The Chairman said it was his privilege and a very pleasant duty to introduce to them Sir Horace Plunkett, chairman of the Owners of the Pelton Collieries, and who would make the presentation of medals on behalf of the owner. He (the Chairman) had heard it said on some occasions and sometimes what had been said was right - that those who had come back after fighting their country’s cause in the war, had not been adequately recognised, and more often than that their services had been forgotten when the war came to an end. He was however, glad to say that so far as Pelton was concerned that that was not the case. He knew the interest that Pelton had taken in the war in regard to those who went out and those whom they had left behind. He had received orders to look after the dependents until the bread-winners and others had returned; and he had received no complaints that that had not been done. Moreover, he had had instructions from the owners to reinstate every man in some class of work suitable to his strength or having regard to any disability that a man suffered the result of his services during the war. They had admired a man’s services and given every sympathetic consideration to the afflicted and bereaved. They were at present erecting cottages in the Garden City so that the lives of the widows of their employees lost in the war should be happy and comfortable.

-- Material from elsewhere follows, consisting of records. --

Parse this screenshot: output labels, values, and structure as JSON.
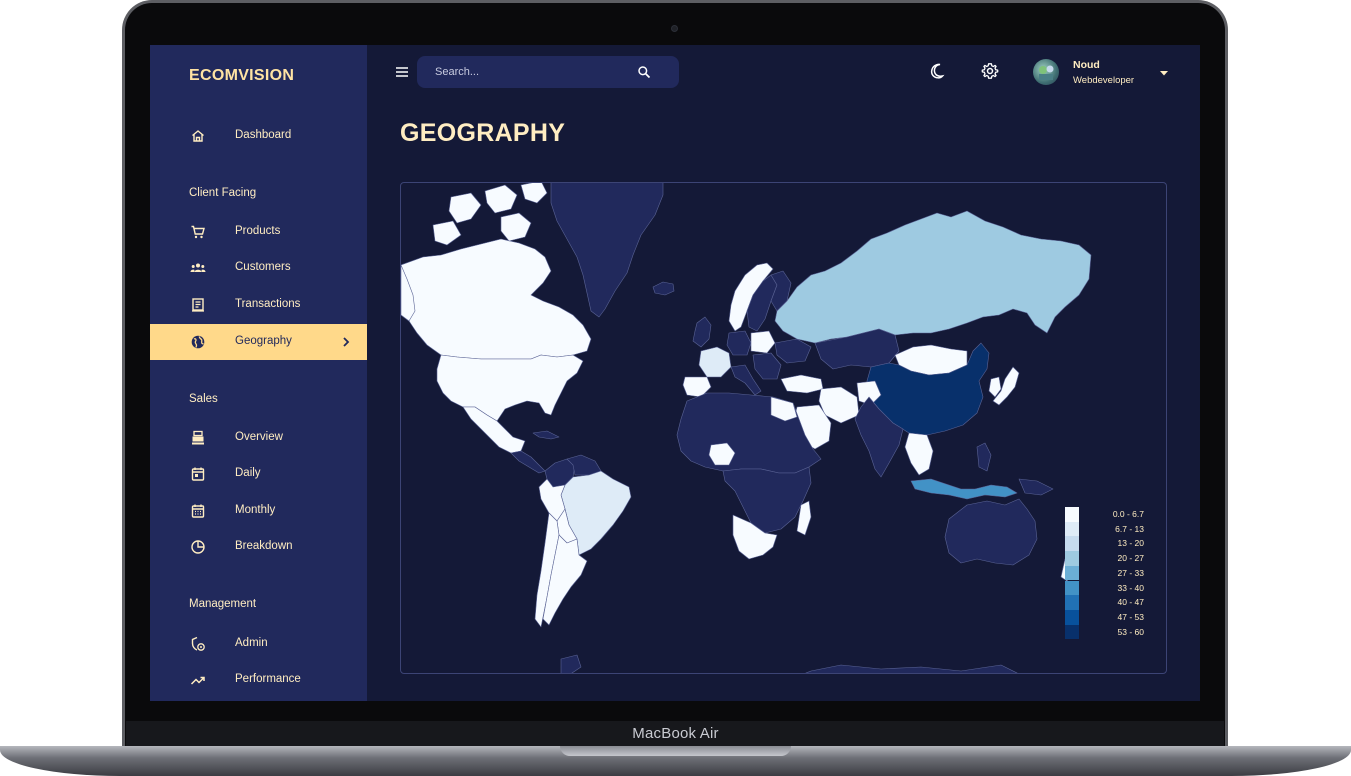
{
  "brand": "ECOMVISION",
  "search": {
    "placeholder": "Search..."
  },
  "user": {
    "name": "Noud",
    "role": "Webdeveloper"
  },
  "page_title": "GEOGRAPHY",
  "nav": {
    "dashboard": "Dashboard",
    "section_client": "Client Facing",
    "products": "Products",
    "customers": "Customers",
    "transactions": "Transactions",
    "geography": "Geography",
    "section_sales": "Sales",
    "overview": "Overview",
    "daily": "Daily",
    "monthly": "Monthly",
    "breakdown": "Breakdown",
    "section_management": "Management",
    "admin": "Admin",
    "performance": "Performance"
  },
  "legend": {
    "items": [
      "0.0 - 6.7",
      "6.7 - 13",
      "13 - 20",
      "20 - 27",
      "27 - 33",
      "33 - 40",
      "40 - 47",
      "47 - 53",
      "53 - 60"
    ],
    "colors": [
      "#f7fbff",
      "#deebf7",
      "#c6dbef",
      "#9ecae1",
      "#6baed6",
      "#4292c6",
      "#2171b5",
      "#08519c",
      "#08306b"
    ]
  },
  "device_label": "MacBook Air",
  "colors": {
    "sidebar_bg": "#21295c",
    "main_bg": "#141937",
    "accent": "#ffd98a",
    "text": "#ffedc2",
    "land_default": "#21295c"
  },
  "active_nav": "geography"
}
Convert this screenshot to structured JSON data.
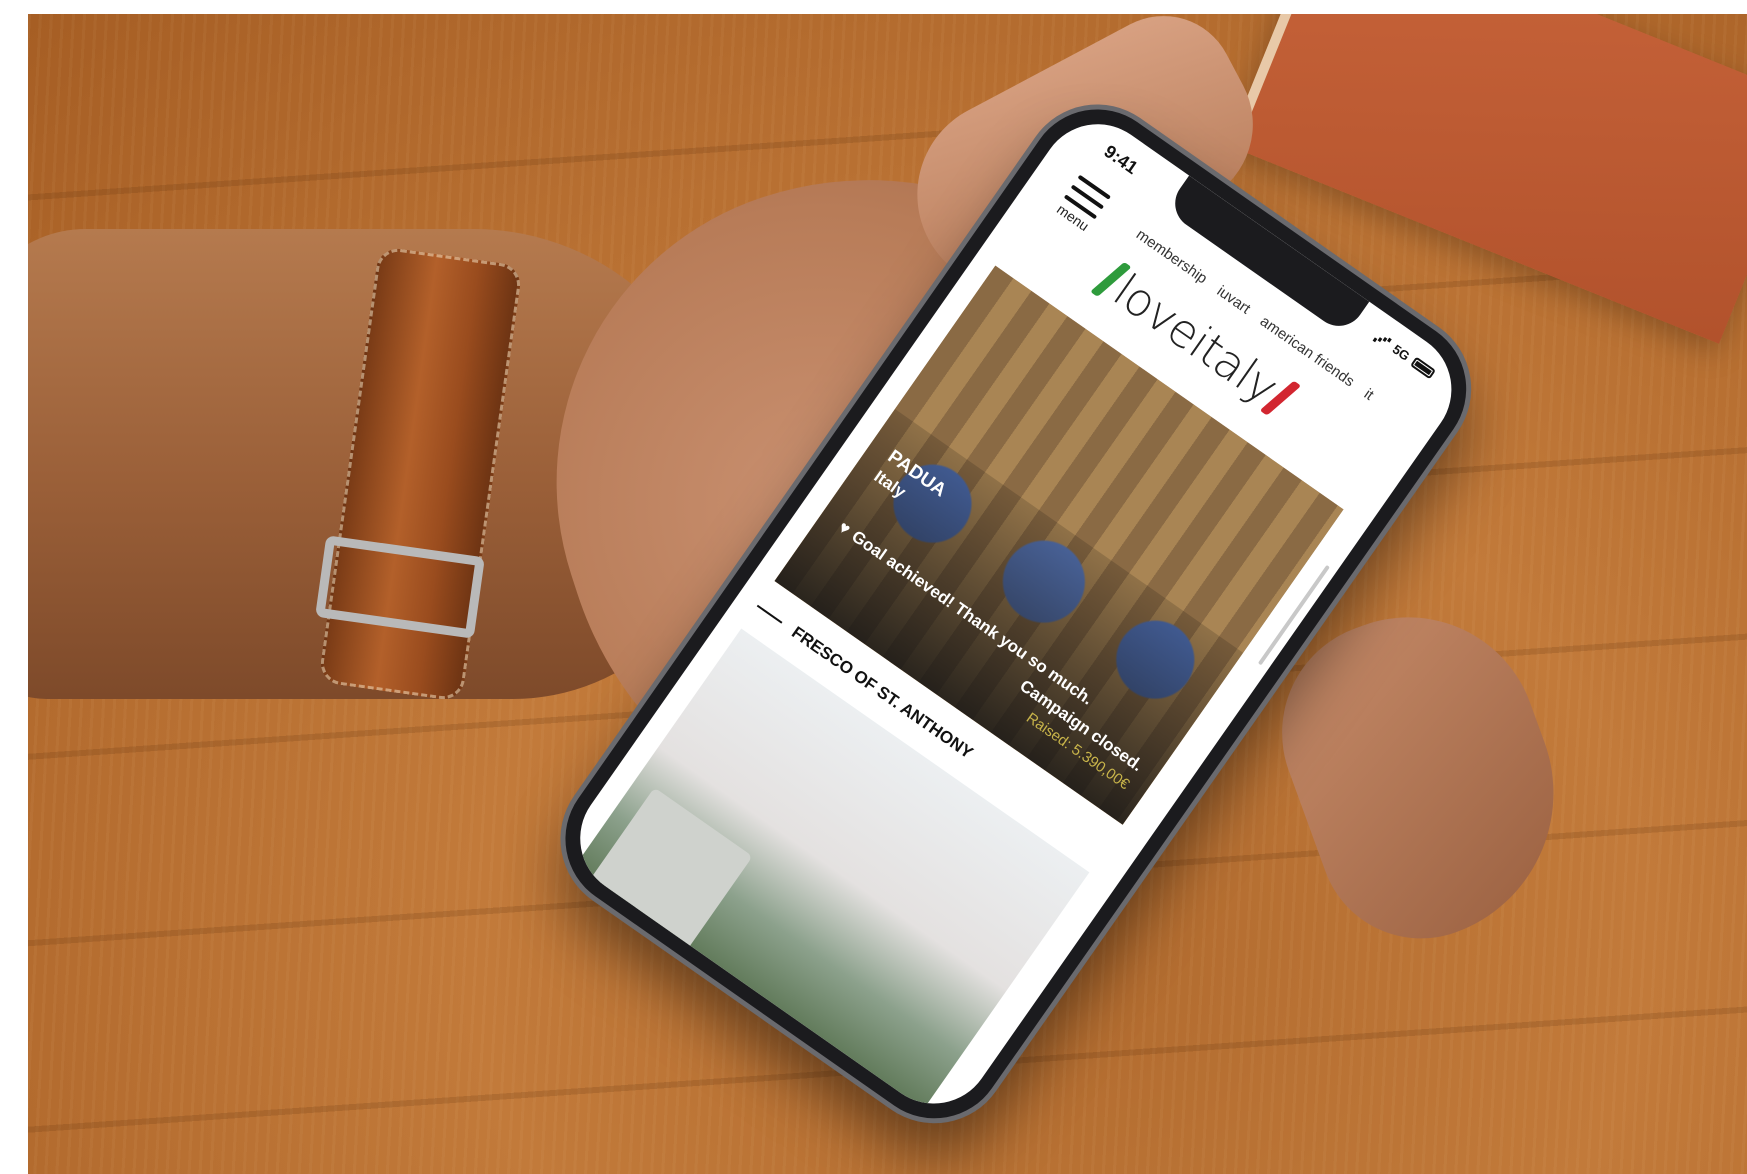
{
  "status_bar": {
    "time": "9:41",
    "network": "5G"
  },
  "header": {
    "menu_label": "menu",
    "nav": [
      {
        "label": "membership"
      },
      {
        "label": "iuvart"
      },
      {
        "label": "american friends"
      },
      {
        "label": "it"
      }
    ],
    "logo_text": "loveitaly",
    "logo_colors": {
      "green": "#2e9b3c",
      "red": "#d22630"
    }
  },
  "campaign": {
    "city": "PADUA",
    "country": "Italy",
    "goal_message": "Goal achieved! Thank you so much.",
    "status": "Campaign closed.",
    "raised": "Raised: 5.390,00€"
  },
  "section": {
    "title": "FRESCO OF ST. ANTHONY"
  },
  "colors": {
    "accent_gold": "#c8b44a",
    "strap_brown": "#9a4c1e",
    "wood": "#c27a3a"
  }
}
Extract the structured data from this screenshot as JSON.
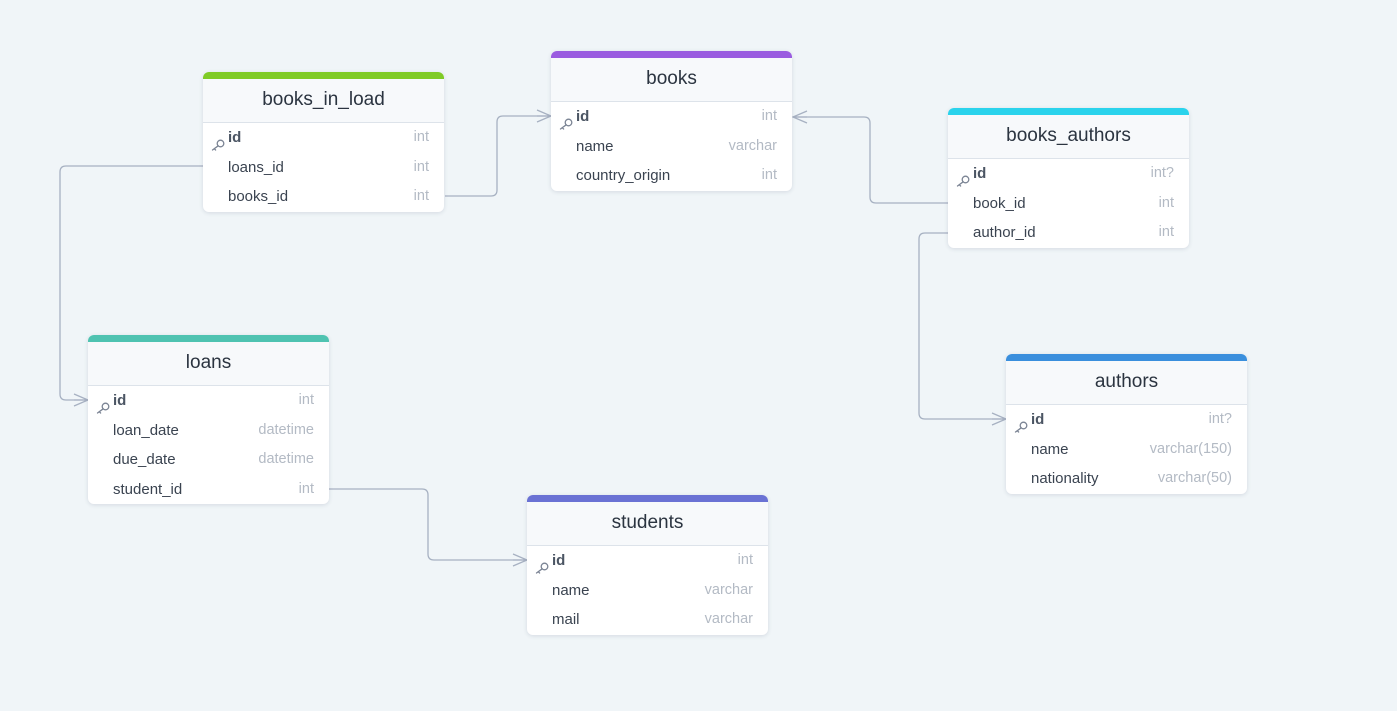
{
  "tables": {
    "books_in_load": {
      "name": "books_in_load",
      "color": "#7fcb26",
      "fields": [
        {
          "name": "id",
          "type": "int",
          "pk": true
        },
        {
          "name": "loans_id",
          "type": "int",
          "pk": false
        },
        {
          "name": "books_id",
          "type": "int",
          "pk": false
        }
      ]
    },
    "books": {
      "name": "books",
      "color": "#9a5ce0",
      "fields": [
        {
          "name": "id",
          "type": "int",
          "pk": true
        },
        {
          "name": "name",
          "type": "varchar",
          "pk": false
        },
        {
          "name": "country_origin",
          "type": "int",
          "pk": false
        }
      ]
    },
    "books_authors": {
      "name": "books_authors",
      "color": "#2ad3ec",
      "fields": [
        {
          "name": "id",
          "type": "int?",
          "pk": true
        },
        {
          "name": "book_id",
          "type": "int",
          "pk": false
        },
        {
          "name": "author_id",
          "type": "int",
          "pk": false
        }
      ]
    },
    "loans": {
      "name": "loans",
      "color": "#4fc3b1",
      "fields": [
        {
          "name": "id",
          "type": "int",
          "pk": true
        },
        {
          "name": "loan_date",
          "type": "datetime",
          "pk": false
        },
        {
          "name": "due_date",
          "type": "datetime",
          "pk": false
        },
        {
          "name": "student_id",
          "type": "int",
          "pk": false
        }
      ]
    },
    "authors": {
      "name": "authors",
      "color": "#3a8fdd",
      "fields": [
        {
          "name": "id",
          "type": "int?",
          "pk": true
        },
        {
          "name": "name",
          "type": "varchar(150)",
          "pk": false
        },
        {
          "name": "nationality",
          "type": "varchar(50)",
          "pk": false
        }
      ]
    },
    "students": {
      "name": "students",
      "color": "#6a72d4",
      "fields": [
        {
          "name": "id",
          "type": "int",
          "pk": true
        },
        {
          "name": "name",
          "type": "varchar",
          "pk": false
        },
        {
          "name": "mail",
          "type": "varchar",
          "pk": false
        }
      ]
    }
  },
  "relations": [
    {
      "from": "books_in_load.loans_id",
      "to": "loans.id",
      "to_end": "many"
    },
    {
      "from": "books_in_load.books_id",
      "to": "books.id",
      "to_end": "many"
    },
    {
      "from": "books.id",
      "to": "books_authors.book_id",
      "from_end": "many"
    },
    {
      "from": "books_authors.author_id",
      "to": "authors.id",
      "to_end": "many"
    },
    {
      "from": "loans.student_id",
      "to": "students.id",
      "to_end": "many"
    }
  ],
  "icons": {
    "primary_key": "key-icon",
    "many_end": "crows-foot-icon"
  }
}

They would he was sure, agree with him that they had not forgotten anyone and that all that had been done was the outcome of the owners’ sympathy with those who had worked at the colliery. (Applause).

Sir Horace Plunkett said it was quite true that the relationship between the owners of Pelton Colliery and their employees had always been friendly. He hoped that employers and employees would co-operate in trying to lessen the sufferings incidental to the war. Pelton had a splendid record.  As many as 686 men went out from this small community in response to the call. They have alas to mourn 107 who had made the supreme sacrifice.

Thirty-five had gained distinction. The company, hoped not only to provide dwellings for the widows, but also to do their share in solving the housing problem. The proposed memorial was a matter for the men. The company had given a contribution, but were prepared to increase that when the scheme was complete. They recognised that their obligations to the men were never greater than it was at present.

The proceedings, which were very enjoyable, closed with a magnificent display of fireworks, which was witnessed by a concourse of several thousand people. A charge for admission to the grounds will be handed to the St. Dunstan’s Homes for Blinded Soldiers and Sailors, and this amounted to £106.

Reminiscences:


See the memories of yesteryear in PDF format of people from Pelton Fell.

Just “click” on the Buttons below:

Richard Morris - Pit Village Life J & B Laverick - Mining Experiences N Rawling - Customs & Traditions Nan Rawling - History Bill Davison - Memories Tom Morris - A Brief History Tom Hedley - The Busty Tom Hedley - Memories R W Morris - A Boy Down The Pit

Finally some photographs of the adjoining collieries Newfield and Tribley


Newfield Colliery later named Pelton Colliery.

Tribley Pit - Hett Hills

Training pit Ponies at Tribley Pit, Hett Hills around 1903.

On the left is Mr Widderfield and on the right William Rule.

Ponies were on the surface of the pits where they were led around a dark circuit while at the same time pulling tubs.

Accidents:


Click on the button below to view information obtained courtesy of Durham Mining Museum and the Heritage Group’s own Archives, which contains the names of those who lost their lives at Pelton Fell Colliery and their burial details:

Pelton Fell Colliery - Fatalities